WHAT THE TASK ASKS ->
Only the pictures are to be dropped, and the rest of the data should be copied exactly.

SUPPLIED RECORDS ->
::::

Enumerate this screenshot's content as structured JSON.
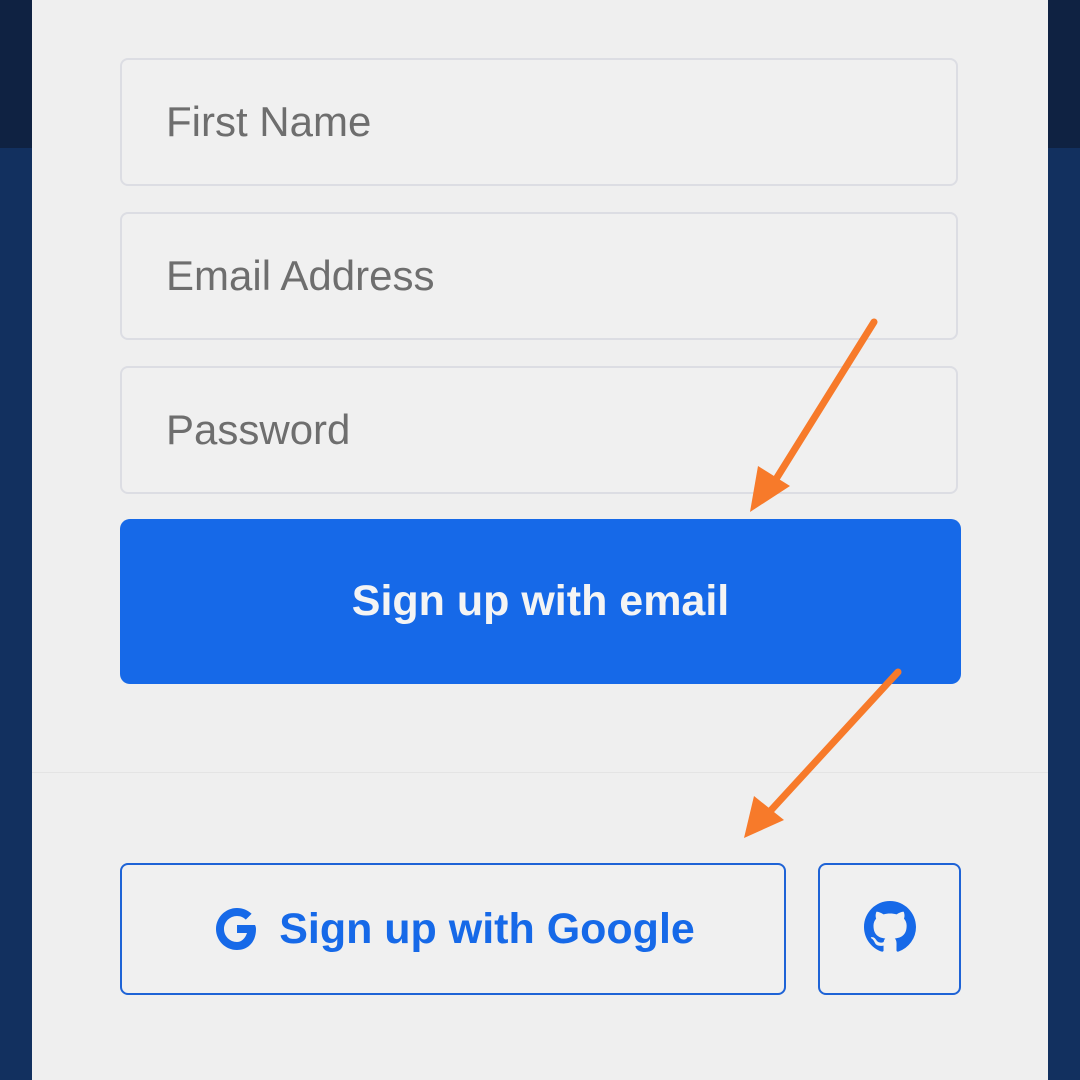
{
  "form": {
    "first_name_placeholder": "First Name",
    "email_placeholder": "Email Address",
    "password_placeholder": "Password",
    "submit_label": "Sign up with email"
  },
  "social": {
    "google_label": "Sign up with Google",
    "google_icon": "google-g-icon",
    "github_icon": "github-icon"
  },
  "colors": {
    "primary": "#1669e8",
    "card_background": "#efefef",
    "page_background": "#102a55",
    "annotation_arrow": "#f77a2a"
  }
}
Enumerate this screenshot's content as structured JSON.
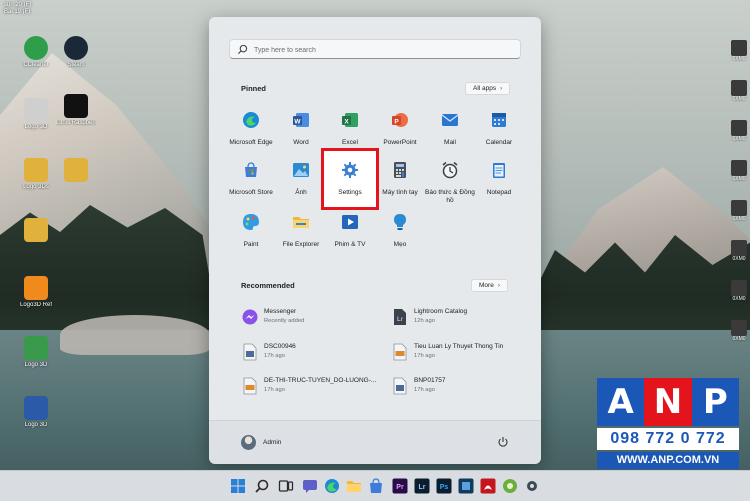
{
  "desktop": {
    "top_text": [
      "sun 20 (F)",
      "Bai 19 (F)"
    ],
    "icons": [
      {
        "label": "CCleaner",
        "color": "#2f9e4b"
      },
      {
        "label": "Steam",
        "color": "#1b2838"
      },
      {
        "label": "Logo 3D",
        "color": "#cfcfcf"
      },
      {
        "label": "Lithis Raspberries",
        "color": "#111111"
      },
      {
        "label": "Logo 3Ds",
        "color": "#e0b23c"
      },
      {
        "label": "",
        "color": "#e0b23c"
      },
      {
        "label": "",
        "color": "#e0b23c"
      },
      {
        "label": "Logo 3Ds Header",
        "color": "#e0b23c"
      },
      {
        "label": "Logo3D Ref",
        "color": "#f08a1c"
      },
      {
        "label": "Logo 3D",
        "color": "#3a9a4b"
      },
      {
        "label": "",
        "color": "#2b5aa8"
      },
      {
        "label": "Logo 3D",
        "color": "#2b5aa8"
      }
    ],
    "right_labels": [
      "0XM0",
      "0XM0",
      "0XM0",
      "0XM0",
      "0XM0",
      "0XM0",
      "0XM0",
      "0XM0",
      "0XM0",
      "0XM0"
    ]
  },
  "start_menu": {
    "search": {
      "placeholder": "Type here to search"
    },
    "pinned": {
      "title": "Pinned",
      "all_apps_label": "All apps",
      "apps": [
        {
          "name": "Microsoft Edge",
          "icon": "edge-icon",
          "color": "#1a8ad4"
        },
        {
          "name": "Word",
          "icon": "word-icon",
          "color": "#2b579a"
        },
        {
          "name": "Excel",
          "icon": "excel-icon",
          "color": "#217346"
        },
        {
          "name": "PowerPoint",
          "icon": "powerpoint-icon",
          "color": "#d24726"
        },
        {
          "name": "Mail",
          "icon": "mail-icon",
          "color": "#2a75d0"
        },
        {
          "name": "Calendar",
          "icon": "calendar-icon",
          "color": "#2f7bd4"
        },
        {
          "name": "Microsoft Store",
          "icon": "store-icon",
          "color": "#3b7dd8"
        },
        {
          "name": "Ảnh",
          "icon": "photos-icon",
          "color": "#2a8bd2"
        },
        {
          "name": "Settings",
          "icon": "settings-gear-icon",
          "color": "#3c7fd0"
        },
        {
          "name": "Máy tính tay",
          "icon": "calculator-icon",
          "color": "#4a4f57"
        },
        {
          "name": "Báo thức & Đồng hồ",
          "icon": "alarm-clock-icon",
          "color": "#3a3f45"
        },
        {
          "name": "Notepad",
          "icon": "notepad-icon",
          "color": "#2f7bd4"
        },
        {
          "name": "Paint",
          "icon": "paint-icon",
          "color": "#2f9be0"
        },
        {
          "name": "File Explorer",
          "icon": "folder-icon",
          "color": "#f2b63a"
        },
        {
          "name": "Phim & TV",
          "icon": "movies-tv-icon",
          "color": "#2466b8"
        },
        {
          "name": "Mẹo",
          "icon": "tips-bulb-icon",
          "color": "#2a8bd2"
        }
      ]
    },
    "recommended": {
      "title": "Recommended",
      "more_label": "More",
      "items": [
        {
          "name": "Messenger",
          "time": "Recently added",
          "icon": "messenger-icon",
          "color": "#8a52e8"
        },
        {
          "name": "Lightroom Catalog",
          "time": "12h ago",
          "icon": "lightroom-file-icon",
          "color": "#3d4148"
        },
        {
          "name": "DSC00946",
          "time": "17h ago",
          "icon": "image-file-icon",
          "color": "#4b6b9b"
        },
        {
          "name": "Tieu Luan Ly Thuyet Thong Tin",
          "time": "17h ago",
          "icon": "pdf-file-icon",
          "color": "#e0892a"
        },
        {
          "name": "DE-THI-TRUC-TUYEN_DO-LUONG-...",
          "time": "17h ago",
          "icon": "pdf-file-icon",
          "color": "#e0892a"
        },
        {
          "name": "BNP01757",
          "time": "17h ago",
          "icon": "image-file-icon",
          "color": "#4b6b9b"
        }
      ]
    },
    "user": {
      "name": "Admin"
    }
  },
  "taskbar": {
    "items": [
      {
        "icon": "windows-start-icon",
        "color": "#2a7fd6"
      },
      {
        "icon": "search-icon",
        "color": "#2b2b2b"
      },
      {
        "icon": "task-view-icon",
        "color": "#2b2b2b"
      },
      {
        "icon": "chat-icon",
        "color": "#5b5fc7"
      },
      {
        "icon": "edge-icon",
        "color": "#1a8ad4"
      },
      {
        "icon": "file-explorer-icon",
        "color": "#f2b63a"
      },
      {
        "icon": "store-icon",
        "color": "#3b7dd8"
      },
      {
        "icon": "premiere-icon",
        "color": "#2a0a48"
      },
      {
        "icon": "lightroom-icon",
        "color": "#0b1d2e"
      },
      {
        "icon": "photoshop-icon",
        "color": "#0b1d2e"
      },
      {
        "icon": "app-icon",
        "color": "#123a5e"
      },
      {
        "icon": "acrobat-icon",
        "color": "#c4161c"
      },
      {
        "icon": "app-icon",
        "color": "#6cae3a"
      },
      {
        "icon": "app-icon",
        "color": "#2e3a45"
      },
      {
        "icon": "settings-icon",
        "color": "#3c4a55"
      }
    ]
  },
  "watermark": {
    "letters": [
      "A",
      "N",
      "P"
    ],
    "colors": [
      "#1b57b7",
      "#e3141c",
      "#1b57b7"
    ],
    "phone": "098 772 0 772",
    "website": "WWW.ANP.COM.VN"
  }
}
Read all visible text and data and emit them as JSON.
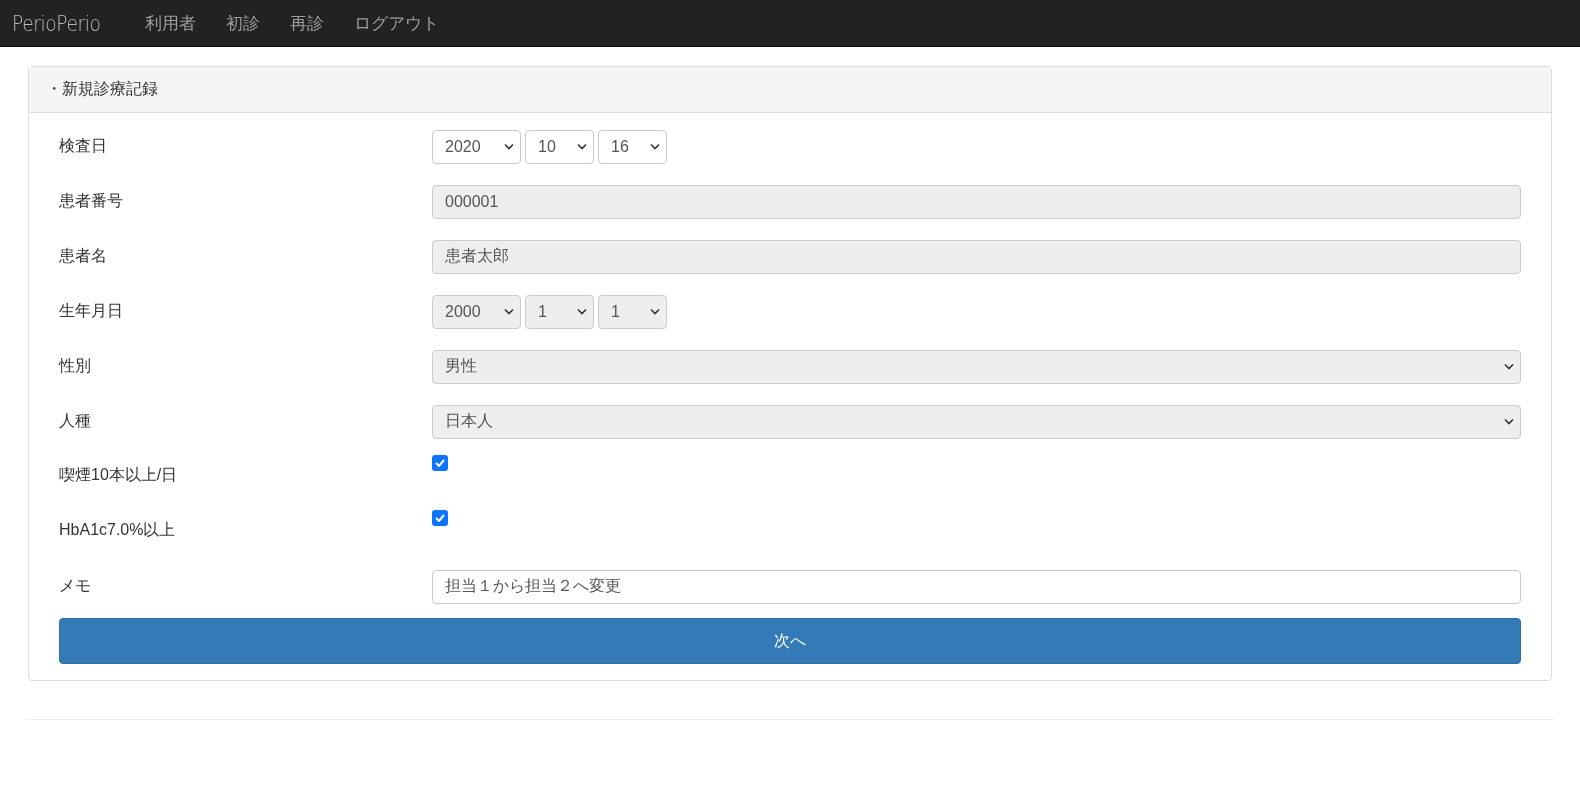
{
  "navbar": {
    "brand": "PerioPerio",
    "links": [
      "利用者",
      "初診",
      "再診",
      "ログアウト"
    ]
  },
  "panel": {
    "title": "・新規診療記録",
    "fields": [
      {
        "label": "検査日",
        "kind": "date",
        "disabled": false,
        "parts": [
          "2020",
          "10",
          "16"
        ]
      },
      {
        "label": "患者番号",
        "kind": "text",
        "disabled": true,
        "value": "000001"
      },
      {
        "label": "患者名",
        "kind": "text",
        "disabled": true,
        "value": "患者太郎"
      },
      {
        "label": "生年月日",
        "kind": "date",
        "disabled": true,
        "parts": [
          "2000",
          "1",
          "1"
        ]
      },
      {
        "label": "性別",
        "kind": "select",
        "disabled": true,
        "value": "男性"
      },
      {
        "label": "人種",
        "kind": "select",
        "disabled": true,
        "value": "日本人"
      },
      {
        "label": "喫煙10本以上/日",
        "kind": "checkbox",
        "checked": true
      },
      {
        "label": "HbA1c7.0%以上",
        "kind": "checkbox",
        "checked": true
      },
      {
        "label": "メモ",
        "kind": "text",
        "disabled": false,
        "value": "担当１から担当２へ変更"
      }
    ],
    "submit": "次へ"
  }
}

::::

SOLUTION TO THE PROBLEM ->
Enumerate this screenshot's content as structured JSON.
{
  "form": {
    "first_name_placeholder": "First Name",
    "email_placeholder": "Email Address",
    "password_placeholder": "Password",
    "submit_label": "Sign up with email"
  },
  "social": {
    "google_label": "Sign up with Google",
    "google_icon": "google-g-icon",
    "github_icon": "github-icon"
  },
  "colors": {
    "primary": "#1669e8",
    "card_background": "#efefef",
    "page_background": "#102a55",
    "annotation_arrow": "#f77a2a"
  }
}
Enumerate this screenshot's content as structured JSON.
{
  "desktop": {
    "top_text": [
      "sun 20 (F)",
      "Bai 19 (F)"
    ],
    "icons": [
      {
        "label": "CCleaner",
        "color": "#2f9e4b"
      },
      {
        "label": "Steam",
        "color": "#1b2838"
      },
      {
        "label": "Logo 3D",
        "color": "#cfcfcf"
      },
      {
        "label": "Lithis Raspberries",
        "color": "#111111"
      },
      {
        "label": "Logo 3Ds",
        "color": "#e0b23c"
      },
      {
        "label": "",
        "color": "#e0b23c"
      },
      {
        "label": "",
        "color": "#e0b23c"
      },
      {
        "label": "Logo 3Ds Header",
        "color": "#e0b23c"
      },
      {
        "label": "Logo3D Ref",
        "color": "#f08a1c"
      },
      {
        "label": "Logo 3D",
        "color": "#3a9a4b"
      },
      {
        "label": "",
        "color": "#2b5aa8"
      },
      {
        "label": "Logo 3D",
        "color": "#2b5aa8"
      }
    ],
    "right_labels": [
      "0XM0",
      "0XM0",
      "0XM0",
      "0XM0",
      "0XM0",
      "0XM0",
      "0XM0",
      "0XM0",
      "0XM0",
      "0XM0"
    ]
  },
  "start_menu": {
    "search": {
      "placeholder": "Type here to search"
    },
    "pinned": {
      "title": "Pinned",
      "all_apps_label": "All apps",
      "apps": [
        {
          "name": "Microsoft Edge",
          "icon": "edge-icon",
          "color": "#1a8ad4"
        },
        {
          "name": "Word",
          "icon": "word-icon",
          "color": "#2b579a"
        },
        {
          "name": "Excel",
          "icon": "excel-icon",
          "color": "#217346"
        },
        {
          "name": "PowerPoint",
          "icon": "powerpoint-icon",
          "color": "#d24726"
        },
        {
          "name": "Mail",
          "icon": "mail-icon",
          "color": "#2a75d0"
        },
        {
          "name": "Calendar",
          "icon": "calendar-icon",
          "color": "#2f7bd4"
        },
        {
          "name": "Microsoft Store",
          "icon": "store-icon",
          "color": "#3b7dd8"
        },
        {
          "name": "Ảnh",
          "icon": "photos-icon",
          "color": "#2a8bd2"
        },
        {
          "name": "Settings",
          "icon": "settings-gear-icon",
          "color": "#3c7fd0"
        },
        {
          "name": "Máy tính tay",
          "icon": "calculator-icon",
          "color": "#4a4f57"
        },
        {
          "name": "Báo thức & Đồng hồ",
          "icon": "alarm-clock-icon",
          "color": "#3a3f45"
        },
        {
          "name": "Notepad",
          "icon": "notepad-icon",
          "color": "#2f7bd4"
        },
        {
          "name": "Paint",
          "icon": "paint-icon",
          "color": "#2f9be0"
        },
        {
          "name": "File Explorer",
          "icon": "folder-icon",
          "color": "#f2b63a"
        },
        {
          "name": "Phim & TV",
          "icon": "movies-tv-icon",
          "color": "#2466b8"
        },
        {
          "name": "Mẹo",
          "icon": "tips-bulb-icon",
          "color": "#2a8bd2"
        }
      ]
    },
    "recommended": {
      "title": "Recommended",
      "more_label": "More",
      "items": [
        {
          "name": "Messenger",
          "time": "Recently added",
          "icon": "messenger-icon",
          "color": "#8a52e8"
        },
        {
          "name": "Lightroom Catalog",
          "time": "12h ago",
          "icon": "lightroom-file-icon",
          "color": "#3d4148"
        },
        {
          "name": "DSC00946",
          "time": "17h ago",
          "icon": "image-file-icon",
          "color": "#4b6b9b"
        },
        {
          "name": "Tieu Luan Ly Thuyet Thong Tin",
          "time": "17h ago",
          "icon": "pdf-file-icon",
          "color": "#e0892a"
        },
        {
          "name": "DE-THI-TRUC-TUYEN_DO-LUONG-...",
          "time": "17h ago",
          "icon": "pdf-file-icon",
          "color": "#e0892a"
        },
        {
          "name": "BNP01757",
          "time": "17h ago",
          "icon": "image-file-icon",
          "color": "#4b6b9b"
        }
      ]
    },
    "user": {
      "name": "Admin"
    }
  },
  "taskbar": {
    "items": [
      {
        "icon": "windows-start-icon",
        "color": "#2a7fd6"
      },
      {
        "icon": "search-icon",
        "color": "#2b2b2b"
      },
      {
        "icon": "task-view-icon",
        "color": "#2b2b2b"
      },
      {
        "icon": "chat-icon",
        "color": "#5b5fc7"
      },
      {
        "icon": "edge-icon",
        "color": "#1a8ad4"
      },
      {
        "icon": "file-explorer-icon",
        "color": "#f2b63a"
      },
      {
        "icon": "store-icon",
        "color": "#3b7dd8"
      },
      {
        "icon": "premiere-icon",
        "color": "#2a0a48"
      },
      {
        "icon": "lightroom-icon",
        "color": "#0b1d2e"
      },
      {
        "icon": "photoshop-icon",
        "color": "#0b1d2e"
      },
      {
        "icon": "app-icon",
        "color": "#123a5e"
      },
      {
        "icon": "acrobat-icon",
        "color": "#c4161c"
      },
      {
        "icon": "app-icon",
        "color": "#6cae3a"
      },
      {
        "icon": "app-icon",
        "color": "#2e3a45"
      },
      {
        "icon": "settings-icon",
        "color": "#3c4a55"
      }
    ]
  },
  "watermark": {
    "letters": [
      "A",
      "N",
      "P"
    ],
    "colors": [
      "#1b57b7",
      "#e3141c",
      "#1b57b7"
    ],
    "phone": "098 772 0 772",
    "website": "WWW.ANP.COM.VN"
  }
}
Read all visible text and data and emit them as JSON.
{
  "navbar": {
    "brand": "PerioPerio",
    "links": [
      "利用者",
      "初診",
      "再診",
      "ログアウト"
    ]
  },
  "panel": {
    "title": "・新規診療記録",
    "fields": [
      {
        "label": "検査日",
        "kind": "date",
        "disabled": false,
        "parts": [
          "2020",
          "10",
          "16"
        ]
      },
      {
        "label": "患者番号",
        "kind": "text",
        "disabled": true,
        "value": "000001"
      },
      {
        "label": "患者名",
        "kind": "text",
        "disabled": true,
        "value": "患者太郎"
      },
      {
        "label": "生年月日",
        "kind": "date",
        "disabled": true,
        "parts": [
          "2000",
          "1",
          "1"
        ]
      },
      {
        "label": "性別",
        "kind": "select",
        "disabled": true,
        "value": "男性"
      },
      {
        "label": "人種",
        "kind": "select",
        "disabled": true,
        "value": "日本人"
      },
      {
        "label": "喫煙10本以上/日",
        "kind": "checkbox",
        "checked": true
      },
      {
        "label": "HbA1c7.0%以上",
        "kind": "checkbox",
        "checked": true
      },
      {
        "label": "メモ",
        "kind": "text",
        "disabled": false,
        "value": "担当１から担当２へ変更"
      }
    ],
    "submit": "次へ"
  }
}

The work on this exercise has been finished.